Standard #5 "Uses Appropriate Tools Strategically" is one of the more clear cut and easy to understand standards.  Most teachers understand that there are tools that we use to help us solve math problems--whether that be a ruler, a protractor, a spreadsheet ( and apps can be considered "tools"!), calculators, paper and pencil, or manipulatives.  

What I think is CRITICAL with this standard is that we take the use of these tools out of the TEACHER'S hands and put them in the control of the students.  Here's what I mean.  We've all seen and taught lessons where we know tools (rulers, etc) are needed and we responsibly tell our students to get them out (or pass them out if it is a class supply) and the lesson begins.  We've passed out buckets of pattern blocks to help teach a fraction lesson.  We've had the class take out calculators to solve a tricky problem.

This standard is asking much more than having students USE tools.  Read some of the verb phrases in the standard itself.

"students consider the available tools..."
"Proficient students...make sound decisions about when each of these tools might be helpful"
"[They]...use technological tools to explore and deepen their understanding"

So who is the subject of these phrases?  The STUDENT.  We need to help students become independent users of mathematical tools instead of the teacher being the facilitator.  So how do we do this?  I have a few suggestions--and would LOVE for all of you to chime in with your ideas as well!

1.  Think of the types of questions you use with students.  Consider asking questions like:
"Are there any tools that could help you solve this?"
"Would there be something in the room that could make solving this easier?"
"Have you solved a problem like this before?  How did you do it?  What helped you?"

2.  Make sure that mathematical tools are readily available, that students know how to access them and how to use them, and that students can use them independently and responsibly.  Check out the pics below...
OK...I snapped this picture in the middle of math class so this is a typical look...I have bins of protractors, rulers, and templates easily accessible to students in our math area.
This is one of my shelves of math manipulatives.  If students need base 10 blocks, coins, counters, or calculators, they know where to get them and that they can use them whenever needed.
I keep a stacking tray of different papers for students to use.  I have plain white paper, loose leaf filler paper, graph paper of different sizes--all available for students to use to solve problems.  They select what they need when they need it.
3.  Make sure you are modeling, modeling, modeling when tools would be appropriate.  Use phrases like "Hmm...I bet a ruler would help me divide this into even pieces." or "I wonder if using graph paper would help me organize my work." or "I think I could use a calculator to double check my accuracy on this one."  Students need to see how WE make decisions about using tools so they know what appropriate use is!  Using a calculator to solve 50 + 50 is NOT appropriate--but it is very appropriate to check a complicated computation!

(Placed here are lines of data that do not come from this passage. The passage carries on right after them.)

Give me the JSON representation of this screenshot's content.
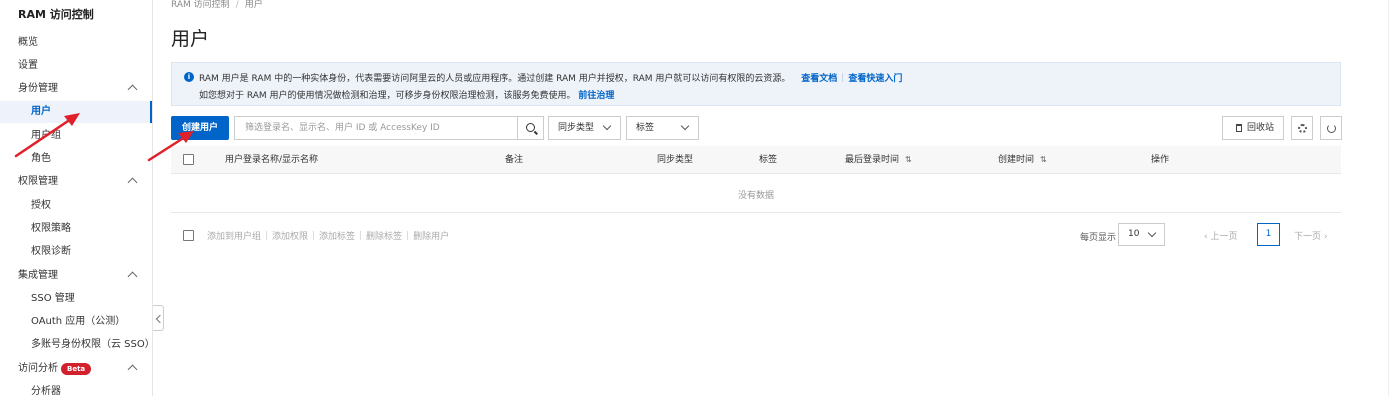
{
  "sidebar": {
    "title": "RAM 访问控制",
    "items": [
      {
        "label": "概览"
      },
      {
        "label": "设置"
      },
      {
        "label": "身份管理"
      },
      {
        "label": "用户"
      },
      {
        "label": "用户组"
      },
      {
        "label": "角色"
      },
      {
        "label": "权限管理"
      },
      {
        "label": "授权"
      },
      {
        "label": "权限策略"
      },
      {
        "label": "权限诊断"
      },
      {
        "label": "集成管理"
      },
      {
        "label": "SSO 管理"
      },
      {
        "label": "OAuth 应用（公测）"
      },
      {
        "label": "多账号身份权限（云 SSO）"
      },
      {
        "label": "访问分析"
      },
      {
        "label": "分析器"
      }
    ],
    "beta_badge": "Beta"
  },
  "breadcrumb": {
    "items": [
      "RAM 访问控制",
      "用户"
    ],
    "separator": "/"
  },
  "page_title": "用户",
  "info": {
    "line1": "RAM 用户是 RAM 中的一种实体身份，代表需要访问阿里云的人员或应用程序。通过创建 RAM 用户并授权，RAM 用户就可以访问有权限的云资源。",
    "link_docs": "查看文档",
    "link_quickstart": "查看快速入门",
    "line2": "如您想对于 RAM 用户的使用情况做检测和治理，可移步身份权限治理检测，该服务免费使用。",
    "link_govern": "前往治理"
  },
  "toolbar": {
    "create_label": "创建用户",
    "search_placeholder": "筛选登录名、显示名、用户 ID 或 AccessKey ID",
    "sync_type": "同步类型",
    "tag": "标签",
    "recycle_label": "回收站"
  },
  "table": {
    "columns": [
      "用户登录名称/显示名称",
      "备注",
      "同步类型",
      "标签",
      "最后登录时间",
      "创建时间",
      "操作"
    ],
    "sort_symbol": "⇅",
    "empty_text": "没有数据"
  },
  "footer": {
    "batch_actions": [
      "添加到用户组",
      "添加权限",
      "添加标签",
      "删除标签",
      "删除用户"
    ],
    "per_page_label": "每页显示",
    "per_page_value": "10",
    "prev_label": "上一页",
    "current_page": "1",
    "next_label": "下一页"
  },
  "colors": {
    "primary": "#0064c8",
    "beta": "#d2202c",
    "annotation_arrow": "#e0202a"
  },
  "icons": [
    "info-icon",
    "search-icon",
    "chevron-down-icon",
    "trash-icon",
    "gear-icon",
    "refresh-icon",
    "sort-icon",
    "chevron-left-icon",
    "chevron-right-icon",
    "arrow-annotation"
  ]
}
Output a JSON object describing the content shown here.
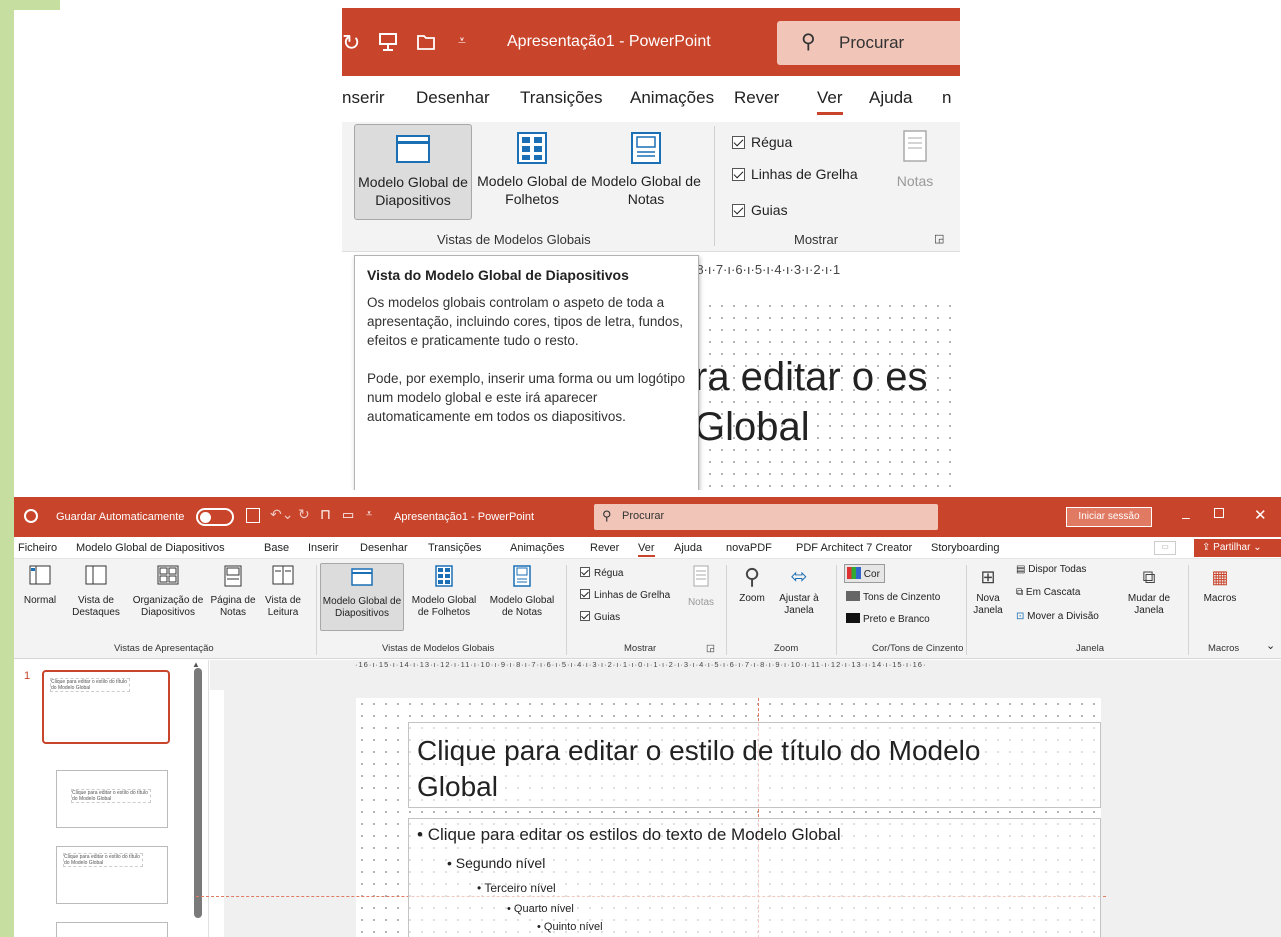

4.  Encourage students in all contexts to estimate.  Students who understand "about" how much an inch is, can tell when they use a ruler if their answer is reasonable.  Students who understand how to round and estimate when multiplying money will better understand if what they plug into a calculator makes sense.

5.  Stress precision and accuracy (a part of standard #6) and help students see how tools can help them do higher quality work.  Even using paper and pencil to organize work, draw pictures to solve problems, or to record thinking are all part of the "uses tools" standard.  

So what do you think?  Do you have other ideas for helping make sure students learn how to "use tools strategically" and become more independent with these tools!  Let's hear your ideas and reflections below!